## Work to be completed:
From the records below, copy every line that contains the word "Araya".

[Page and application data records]
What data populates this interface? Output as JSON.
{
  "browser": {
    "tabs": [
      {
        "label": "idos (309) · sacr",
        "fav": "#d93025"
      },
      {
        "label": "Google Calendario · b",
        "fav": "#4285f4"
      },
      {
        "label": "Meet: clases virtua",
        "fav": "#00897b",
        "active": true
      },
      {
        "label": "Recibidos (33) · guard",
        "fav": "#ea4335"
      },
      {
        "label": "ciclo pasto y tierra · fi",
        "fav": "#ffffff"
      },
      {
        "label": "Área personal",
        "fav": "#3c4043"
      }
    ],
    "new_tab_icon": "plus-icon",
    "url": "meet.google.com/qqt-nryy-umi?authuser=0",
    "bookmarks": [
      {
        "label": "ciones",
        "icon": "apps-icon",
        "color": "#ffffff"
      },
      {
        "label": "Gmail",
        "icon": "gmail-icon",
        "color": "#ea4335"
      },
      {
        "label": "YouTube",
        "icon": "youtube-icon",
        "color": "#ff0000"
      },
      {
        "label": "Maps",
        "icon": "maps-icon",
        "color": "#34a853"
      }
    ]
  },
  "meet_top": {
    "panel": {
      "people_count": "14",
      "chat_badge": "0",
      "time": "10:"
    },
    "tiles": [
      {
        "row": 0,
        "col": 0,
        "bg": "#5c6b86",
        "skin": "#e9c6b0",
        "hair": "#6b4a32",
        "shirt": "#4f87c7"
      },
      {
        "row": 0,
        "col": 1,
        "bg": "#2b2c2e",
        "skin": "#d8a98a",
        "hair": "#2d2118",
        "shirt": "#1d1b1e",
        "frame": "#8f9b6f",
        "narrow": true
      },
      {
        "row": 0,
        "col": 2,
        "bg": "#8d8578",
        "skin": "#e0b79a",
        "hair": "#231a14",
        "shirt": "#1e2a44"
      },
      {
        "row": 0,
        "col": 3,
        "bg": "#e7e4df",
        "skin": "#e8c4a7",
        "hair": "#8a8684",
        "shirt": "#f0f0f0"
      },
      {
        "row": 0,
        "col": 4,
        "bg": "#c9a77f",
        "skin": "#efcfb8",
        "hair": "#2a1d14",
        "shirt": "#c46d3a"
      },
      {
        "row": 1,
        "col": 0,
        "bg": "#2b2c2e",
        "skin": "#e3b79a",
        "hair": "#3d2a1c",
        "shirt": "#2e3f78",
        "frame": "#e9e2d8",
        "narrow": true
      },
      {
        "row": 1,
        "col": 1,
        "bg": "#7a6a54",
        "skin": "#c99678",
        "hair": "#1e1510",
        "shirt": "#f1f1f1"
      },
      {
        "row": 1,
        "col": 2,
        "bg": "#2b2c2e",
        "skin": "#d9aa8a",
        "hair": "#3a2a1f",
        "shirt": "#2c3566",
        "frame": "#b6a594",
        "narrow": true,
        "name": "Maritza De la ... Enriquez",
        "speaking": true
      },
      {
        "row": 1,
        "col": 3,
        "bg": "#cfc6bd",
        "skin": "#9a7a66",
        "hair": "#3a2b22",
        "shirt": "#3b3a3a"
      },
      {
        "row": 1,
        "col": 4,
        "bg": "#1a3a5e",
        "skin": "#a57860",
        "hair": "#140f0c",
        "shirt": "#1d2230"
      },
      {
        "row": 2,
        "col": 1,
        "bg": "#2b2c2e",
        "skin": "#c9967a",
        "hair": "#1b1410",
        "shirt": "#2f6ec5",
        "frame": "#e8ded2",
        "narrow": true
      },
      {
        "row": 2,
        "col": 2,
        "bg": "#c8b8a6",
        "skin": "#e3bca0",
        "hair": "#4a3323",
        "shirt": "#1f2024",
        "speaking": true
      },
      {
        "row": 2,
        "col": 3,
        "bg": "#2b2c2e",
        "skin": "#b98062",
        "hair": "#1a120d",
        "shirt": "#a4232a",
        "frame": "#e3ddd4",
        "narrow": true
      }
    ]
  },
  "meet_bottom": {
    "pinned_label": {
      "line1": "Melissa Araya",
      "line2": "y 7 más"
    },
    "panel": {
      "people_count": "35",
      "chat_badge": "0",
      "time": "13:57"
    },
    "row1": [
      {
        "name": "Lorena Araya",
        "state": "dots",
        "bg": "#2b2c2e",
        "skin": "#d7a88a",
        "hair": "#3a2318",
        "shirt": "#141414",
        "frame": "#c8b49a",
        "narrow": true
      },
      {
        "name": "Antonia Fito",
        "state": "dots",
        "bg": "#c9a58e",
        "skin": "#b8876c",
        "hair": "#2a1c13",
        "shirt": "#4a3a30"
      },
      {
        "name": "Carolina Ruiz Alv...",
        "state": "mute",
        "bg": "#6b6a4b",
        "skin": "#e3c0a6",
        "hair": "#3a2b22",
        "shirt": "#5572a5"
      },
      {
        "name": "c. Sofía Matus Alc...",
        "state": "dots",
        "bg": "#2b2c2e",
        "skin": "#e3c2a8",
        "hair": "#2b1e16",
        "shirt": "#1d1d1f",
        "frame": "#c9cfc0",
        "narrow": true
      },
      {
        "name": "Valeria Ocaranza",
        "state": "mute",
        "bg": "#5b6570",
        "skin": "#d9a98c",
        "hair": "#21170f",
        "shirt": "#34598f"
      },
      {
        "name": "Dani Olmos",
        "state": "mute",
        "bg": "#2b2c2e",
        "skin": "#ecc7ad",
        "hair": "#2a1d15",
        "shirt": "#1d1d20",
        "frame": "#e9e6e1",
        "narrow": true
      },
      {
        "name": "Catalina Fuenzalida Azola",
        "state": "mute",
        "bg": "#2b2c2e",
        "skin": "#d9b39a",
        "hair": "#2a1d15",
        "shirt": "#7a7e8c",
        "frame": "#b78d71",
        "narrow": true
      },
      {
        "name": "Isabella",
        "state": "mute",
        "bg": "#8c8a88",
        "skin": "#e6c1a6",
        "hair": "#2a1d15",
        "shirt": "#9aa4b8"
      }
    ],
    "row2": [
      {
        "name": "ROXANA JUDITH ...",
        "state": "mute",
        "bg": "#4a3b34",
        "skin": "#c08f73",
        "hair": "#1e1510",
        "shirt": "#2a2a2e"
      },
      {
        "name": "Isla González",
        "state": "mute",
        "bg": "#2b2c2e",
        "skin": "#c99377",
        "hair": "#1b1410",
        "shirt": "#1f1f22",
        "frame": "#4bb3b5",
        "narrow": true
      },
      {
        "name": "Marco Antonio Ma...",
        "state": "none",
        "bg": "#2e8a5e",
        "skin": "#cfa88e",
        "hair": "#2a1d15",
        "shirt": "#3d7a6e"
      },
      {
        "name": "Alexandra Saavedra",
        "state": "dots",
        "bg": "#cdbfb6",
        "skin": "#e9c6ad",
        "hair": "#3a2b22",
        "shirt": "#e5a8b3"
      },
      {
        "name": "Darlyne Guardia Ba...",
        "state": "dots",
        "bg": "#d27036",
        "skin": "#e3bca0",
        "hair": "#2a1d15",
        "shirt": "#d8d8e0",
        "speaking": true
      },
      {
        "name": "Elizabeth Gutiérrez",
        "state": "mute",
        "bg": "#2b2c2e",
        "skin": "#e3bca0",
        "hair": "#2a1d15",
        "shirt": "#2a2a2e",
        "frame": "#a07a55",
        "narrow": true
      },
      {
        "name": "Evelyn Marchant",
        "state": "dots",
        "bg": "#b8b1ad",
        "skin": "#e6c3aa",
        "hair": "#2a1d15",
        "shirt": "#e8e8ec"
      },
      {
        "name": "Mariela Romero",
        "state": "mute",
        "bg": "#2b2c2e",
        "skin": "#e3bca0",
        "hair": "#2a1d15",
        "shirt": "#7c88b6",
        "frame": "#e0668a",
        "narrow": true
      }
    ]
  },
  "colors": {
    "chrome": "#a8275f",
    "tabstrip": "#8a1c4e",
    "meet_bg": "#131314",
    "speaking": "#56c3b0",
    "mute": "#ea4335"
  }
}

## Written solution:
      "line1": "Melissa Araya",
        "name": "Lorena Araya",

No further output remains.